Recorded information:
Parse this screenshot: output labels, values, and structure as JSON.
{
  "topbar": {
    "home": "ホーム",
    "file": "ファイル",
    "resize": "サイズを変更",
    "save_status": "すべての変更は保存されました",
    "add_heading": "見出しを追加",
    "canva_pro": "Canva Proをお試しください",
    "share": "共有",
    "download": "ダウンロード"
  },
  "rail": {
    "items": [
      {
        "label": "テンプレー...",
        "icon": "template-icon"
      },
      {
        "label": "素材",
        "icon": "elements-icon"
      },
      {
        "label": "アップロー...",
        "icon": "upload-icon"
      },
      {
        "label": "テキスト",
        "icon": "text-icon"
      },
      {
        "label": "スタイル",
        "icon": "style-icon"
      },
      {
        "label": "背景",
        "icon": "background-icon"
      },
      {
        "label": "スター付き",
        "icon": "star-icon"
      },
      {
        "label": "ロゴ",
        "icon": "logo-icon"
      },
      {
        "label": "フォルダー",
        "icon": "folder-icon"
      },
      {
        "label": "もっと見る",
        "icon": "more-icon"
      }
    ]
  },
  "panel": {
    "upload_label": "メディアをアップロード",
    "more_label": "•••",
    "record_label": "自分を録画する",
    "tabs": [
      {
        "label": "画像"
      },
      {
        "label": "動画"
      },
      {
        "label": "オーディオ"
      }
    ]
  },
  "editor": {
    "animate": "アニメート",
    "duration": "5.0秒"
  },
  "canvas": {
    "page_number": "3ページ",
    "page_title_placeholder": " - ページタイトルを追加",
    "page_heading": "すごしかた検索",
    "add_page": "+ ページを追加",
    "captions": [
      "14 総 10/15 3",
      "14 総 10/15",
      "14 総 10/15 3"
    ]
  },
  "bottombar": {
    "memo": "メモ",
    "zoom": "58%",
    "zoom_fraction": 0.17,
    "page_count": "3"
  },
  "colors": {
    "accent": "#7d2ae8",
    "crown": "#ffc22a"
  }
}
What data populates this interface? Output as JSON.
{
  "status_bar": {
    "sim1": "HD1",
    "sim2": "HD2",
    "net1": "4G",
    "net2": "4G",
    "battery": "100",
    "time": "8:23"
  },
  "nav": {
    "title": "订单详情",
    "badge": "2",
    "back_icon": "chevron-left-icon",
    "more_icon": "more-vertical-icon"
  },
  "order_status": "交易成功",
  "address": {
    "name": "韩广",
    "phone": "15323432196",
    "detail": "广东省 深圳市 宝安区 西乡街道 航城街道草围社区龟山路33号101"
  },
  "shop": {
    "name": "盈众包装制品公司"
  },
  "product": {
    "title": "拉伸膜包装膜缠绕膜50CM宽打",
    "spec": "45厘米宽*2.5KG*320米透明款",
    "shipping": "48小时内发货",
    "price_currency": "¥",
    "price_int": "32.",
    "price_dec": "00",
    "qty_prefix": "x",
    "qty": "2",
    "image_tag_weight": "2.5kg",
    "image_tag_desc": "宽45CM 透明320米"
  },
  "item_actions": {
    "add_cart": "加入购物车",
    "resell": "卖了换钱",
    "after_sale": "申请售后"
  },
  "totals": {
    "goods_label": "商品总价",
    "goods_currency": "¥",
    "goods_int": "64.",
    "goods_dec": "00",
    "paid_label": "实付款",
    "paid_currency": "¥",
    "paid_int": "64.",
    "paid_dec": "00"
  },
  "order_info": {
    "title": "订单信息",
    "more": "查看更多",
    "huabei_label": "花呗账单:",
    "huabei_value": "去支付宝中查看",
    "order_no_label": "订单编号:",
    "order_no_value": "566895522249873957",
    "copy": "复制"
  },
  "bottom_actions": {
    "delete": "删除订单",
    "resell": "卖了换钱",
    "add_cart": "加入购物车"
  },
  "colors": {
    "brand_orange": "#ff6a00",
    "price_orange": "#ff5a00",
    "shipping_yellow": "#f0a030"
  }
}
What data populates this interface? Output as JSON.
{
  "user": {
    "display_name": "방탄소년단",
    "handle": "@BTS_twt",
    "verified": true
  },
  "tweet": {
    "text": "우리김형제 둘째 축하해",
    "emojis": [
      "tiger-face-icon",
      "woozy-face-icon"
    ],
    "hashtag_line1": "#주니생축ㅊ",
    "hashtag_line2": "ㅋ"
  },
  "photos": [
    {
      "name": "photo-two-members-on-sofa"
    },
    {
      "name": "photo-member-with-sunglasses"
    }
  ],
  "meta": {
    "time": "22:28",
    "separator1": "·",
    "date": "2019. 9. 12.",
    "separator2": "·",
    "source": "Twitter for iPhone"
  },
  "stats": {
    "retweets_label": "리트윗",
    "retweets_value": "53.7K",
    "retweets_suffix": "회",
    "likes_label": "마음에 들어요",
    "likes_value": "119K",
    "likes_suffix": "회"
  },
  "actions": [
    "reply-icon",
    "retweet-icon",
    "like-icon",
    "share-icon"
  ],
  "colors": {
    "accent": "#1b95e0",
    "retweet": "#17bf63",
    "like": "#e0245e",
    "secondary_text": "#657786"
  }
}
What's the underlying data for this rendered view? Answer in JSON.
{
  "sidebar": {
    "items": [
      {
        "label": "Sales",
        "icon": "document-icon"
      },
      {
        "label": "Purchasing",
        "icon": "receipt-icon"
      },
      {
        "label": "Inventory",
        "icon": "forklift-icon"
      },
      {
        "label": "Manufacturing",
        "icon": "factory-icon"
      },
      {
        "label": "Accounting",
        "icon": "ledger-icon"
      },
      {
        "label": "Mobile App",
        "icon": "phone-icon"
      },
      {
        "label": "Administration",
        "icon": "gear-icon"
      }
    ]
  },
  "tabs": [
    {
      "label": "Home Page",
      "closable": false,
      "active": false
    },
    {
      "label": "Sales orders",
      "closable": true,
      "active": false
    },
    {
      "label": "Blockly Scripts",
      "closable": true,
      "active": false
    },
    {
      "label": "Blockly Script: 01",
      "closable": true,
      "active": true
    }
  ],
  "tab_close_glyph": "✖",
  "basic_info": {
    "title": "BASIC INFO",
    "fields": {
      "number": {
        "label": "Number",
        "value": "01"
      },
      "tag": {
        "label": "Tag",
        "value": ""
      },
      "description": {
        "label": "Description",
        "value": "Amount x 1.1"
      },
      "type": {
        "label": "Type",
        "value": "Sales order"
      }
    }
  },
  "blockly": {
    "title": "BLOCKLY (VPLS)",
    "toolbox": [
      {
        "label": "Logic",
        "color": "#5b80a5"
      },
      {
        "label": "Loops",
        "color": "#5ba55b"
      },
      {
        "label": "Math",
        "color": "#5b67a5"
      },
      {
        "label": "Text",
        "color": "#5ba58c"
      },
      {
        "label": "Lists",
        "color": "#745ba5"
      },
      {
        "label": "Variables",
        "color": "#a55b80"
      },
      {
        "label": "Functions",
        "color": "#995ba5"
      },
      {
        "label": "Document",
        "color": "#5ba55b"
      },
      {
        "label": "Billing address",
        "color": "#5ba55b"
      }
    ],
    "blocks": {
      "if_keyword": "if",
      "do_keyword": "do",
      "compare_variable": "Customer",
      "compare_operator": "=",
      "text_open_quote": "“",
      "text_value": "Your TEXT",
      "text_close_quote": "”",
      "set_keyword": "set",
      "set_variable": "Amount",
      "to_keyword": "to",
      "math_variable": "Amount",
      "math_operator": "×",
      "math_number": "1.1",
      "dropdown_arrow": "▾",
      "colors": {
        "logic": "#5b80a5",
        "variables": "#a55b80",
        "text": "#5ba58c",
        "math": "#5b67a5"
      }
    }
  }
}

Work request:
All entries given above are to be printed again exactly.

Finished task:
Parse this screenshot: output labels, values, and structure as JSON.
{
  "topbar": {
    "home": "ホーム",
    "file": "ファイル",
    "resize": "サイズを変更",
    "save_status": "すべての変更は保存されました",
    "add_heading": "見出しを追加",
    "canva_pro": "Canva Proをお試しください",
    "share": "共有",
    "download": "ダウンロード"
  },
  "rail": {
    "items": [
      {
        "label": "テンプレー...",
        "icon": "template-icon"
      },
      {
        "label": "素材",
        "icon": "elements-icon"
      },
      {
        "label": "アップロー...",
        "icon": "upload-icon"
      },
      {
        "label": "テキスト",
        "icon": "text-icon"
      },
      {
        "label": "スタイル",
        "icon": "style-icon"
      },
      {
        "label": "背景",
        "icon": "background-icon"
      },
      {
        "label": "スター付き",
        "icon": "star-icon"
      },
      {
        "label": "ロゴ",
        "icon": "logo-icon"
      },
      {
        "label": "フォルダー",
        "icon": "folder-icon"
      },
      {
        "label": "もっと見る",
        "icon": "more-icon"
      }
    ]
  },
  "panel": {
    "upload_label": "メディアをアップロード",
    "more_label": "•••",
    "record_label": "自分を録画する",
    "tabs": [
      {
        "label": "画像"
      },
      {
        "label": "動画"
      },
      {
        "label": "オーディオ"
      }
    ]
  },
  "editor": {
    "animate": "アニメート",
    "duration": "5.0秒"
  },
  "canvas": {
    "page_number": "3ページ",
    "page_title_placeholder": " - ページタイトルを追加",
    "page_heading": "すごしかた検索",
    "add_page": "+ ページを追加",
    "captions": [
      "14 総 10/15 3",
      "14 総 10/15",
      "14 総 10/15 3"
    ]
  },
  "bottombar": {
    "memo": "メモ",
    "zoom": "58%",
    "zoom_fraction": 0.17,
    "page_count": "3"
  },
  "colors": {
    "accent": "#7d2ae8",
    "crown": "#ffc22a"
  }
}
What data populates this interface? Output as JSON.
{
  "status_bar": {
    "sim1": "HD1",
    "sim2": "HD2",
    "net1": "4G",
    "net2": "4G",
    "battery": "100",
    "time": "8:23"
  },
  "nav": {
    "title": "订单详情",
    "badge": "2",
    "back_icon": "chevron-left-icon",
    "more_icon": "more-vertical-icon"
  },
  "order_status": "交易成功",
  "address": {
    "name": "韩广",
    "phone": "15323432196",
    "detail": "广东省 深圳市 宝安区 西乡街道 航城街道草围社区龟山路33号101"
  },
  "shop": {
    "name": "盈众包装制品公司"
  },
  "product": {
    "title": "拉伸膜包装膜缠绕膜50CM宽打",
    "spec": "45厘米宽*2.5KG*320米透明款",
    "shipping": "48小时内发货",
    "price_currency": "¥",
    "price_int": "32.",
    "price_dec": "00",
    "qty_prefix": "x",
    "qty": "2",
    "image_tag_weight": "2.5kg",
    "image_tag_desc": "宽45CM 透明320米"
  },
  "item_actions": {
    "add_cart": "加入购物车",
    "resell": "卖了换钱",
    "after_sale": "申请售后"
  },
  "totals": {
    "goods_label": "商品总价",
    "goods_currency": "¥",
    "goods_int": "64.",
    "goods_dec": "00",
    "paid_label": "实付款",
    "paid_currency": "¥",
    "paid_int": "64.",
    "paid_dec": "00"
  },
  "order_info": {
    "title": "订单信息",
    "more": "查看更多",
    "huabei_label": "花呗账单:",
    "huabei_value": "去支付宝中查看",
    "order_no_label": "订单编号:",
    "order_no_value": "566895522249873957",
    "copy": "复制"
  },
  "bottom_actions": {
    "delete": "删除订单",
    "resell": "卖了换钱",
    "add_cart": "加入购物车"
  },
  "colors": {
    "brand_orange": "#ff6a00",
    "price_orange": "#ff5a00",
    "shipping_yellow": "#f0a030"
  }
}
What data populates this interface? Output as JSON.
{
  "user": {
    "display_name": "방탄소년단",
    "handle": "@BTS_twt",
    "verified": true
  },
  "tweet": {
    "text": "우리김형제 둘째 축하해",
    "emojis": [
      "tiger-face-icon",
      "woozy-face-icon"
    ],
    "hashtag_line1": "#주니생축ㅊ",
    "hashtag_line2": "ㅋ"
  },
  "photos": [
    {
      "name": "photo-two-members-on-sofa"
    },
    {
      "name": "photo-member-with-sunglasses"
    }
  ],
  "meta": {
    "time": "22:28",
    "separator1": "·",
    "date": "2019. 9. 12.",
    "separator2": "·",
    "source": "Twitter for iPhone"
  },
  "stats": {
    "retweets_label": "리트윗",
    "retweets_value": "53.7K",
    "retweets_suffix": "회",
    "likes_label": "마음에 들어요",
    "likes_value": "119K",
    "likes_suffix": "회"
  },
  "actions": [
    "reply-icon",
    "retweet-icon",
    "like-icon",
    "share-icon"
  ],
  "colors": {
    "accent": "#1b95e0",
    "retweet": "#17bf63",
    "like": "#e0245e",
    "secondary_text": "#657786"
  }
}
What's the underlying data for this rendered view? Answer in JSON.
{
  "sidebar": {
    "items": [
      {
        "label": "Sales",
        "icon": "document-icon"
      },
      {
        "label": "Purchasing",
        "icon": "receipt-icon"
      },
      {
        "label": "Inventory",
        "icon": "forklift-icon"
      },
      {
        "label": "Manufacturing",
        "icon": "factory-icon"
      },
      {
        "label": "Accounting",
        "icon": "ledger-icon"
      },
      {
        "label": "Mobile App",
        "icon": "phone-icon"
      },
      {
        "label": "Administration",
        "icon": "gear-icon"
      }
    ]
  },
  "tabs": [
    {
      "label": "Home Page",
      "closable": false,
      "active": false
    },
    {
      "label": "Sales orders",
      "closable": true,
      "active": false
    },
    {
      "label": "Blockly Scripts",
      "closable": true,
      "active": false
    },
    {
      "label": "Blockly Script: 01",
      "closable": true,
      "active": true
    }
  ],
  "tab_close_glyph": "✖",
  "basic_info": {
    "title": "BASIC INFO",
    "fields": {
      "number": {
        "label": "Number",
        "value": "01"
      },
      "tag": {
        "label": "Tag",
        "value": ""
      },
      "description": {
        "label": "Description",
        "value": "Amount x 1.1"
      },
      "type": {
        "label": "Type",
        "value": "Sales order"
      }
    }
  },
  "blockly": {
    "title": "BLOCKLY (VPLS)",
    "toolbox": [
      {
        "label": "Logic",
        "color": "#5b80a5"
      },
      {
        "label": "Loops",
        "color": "#5ba55b"
      },
      {
        "label": "Math",
        "color": "#5b67a5"
      },
      {
        "label": "Text",
        "color": "#5ba58c"
      },
      {
        "label": "Lists",
        "color": "#745ba5"
      },
      {
        "label": "Variables",
        "color": "#a55b80"
      },
      {
        "label": "Functions",
        "color": "#995ba5"
      },
      {
        "label": "Document",
        "color": "#5ba55b"
      },
      {
        "label": "Billing address",
        "color": "#5ba55b"
      }
    ],
    "blocks": {
      "if_keyword": "if",
      "do_keyword": "do",
      "compare_variable": "Customer",
      "compare_operator": "=",
      "text_open_quote": "“",
      "text_value": "Your TEXT",
      "text_close_quote": "”",
      "set_keyword": "set",
      "set_variable": "Amount",
      "to_keyword": "to",
      "math_variable": "Amount",
      "math_operator": "×",
      "math_number": "1.1",
      "dropdown_arrow": "▾",
      "colors": {
        "logic": "#5b80a5",
        "variables": "#a55b80",
        "text": "#5ba58c",
        "math": "#5b67a5"
      }
    }
  }
}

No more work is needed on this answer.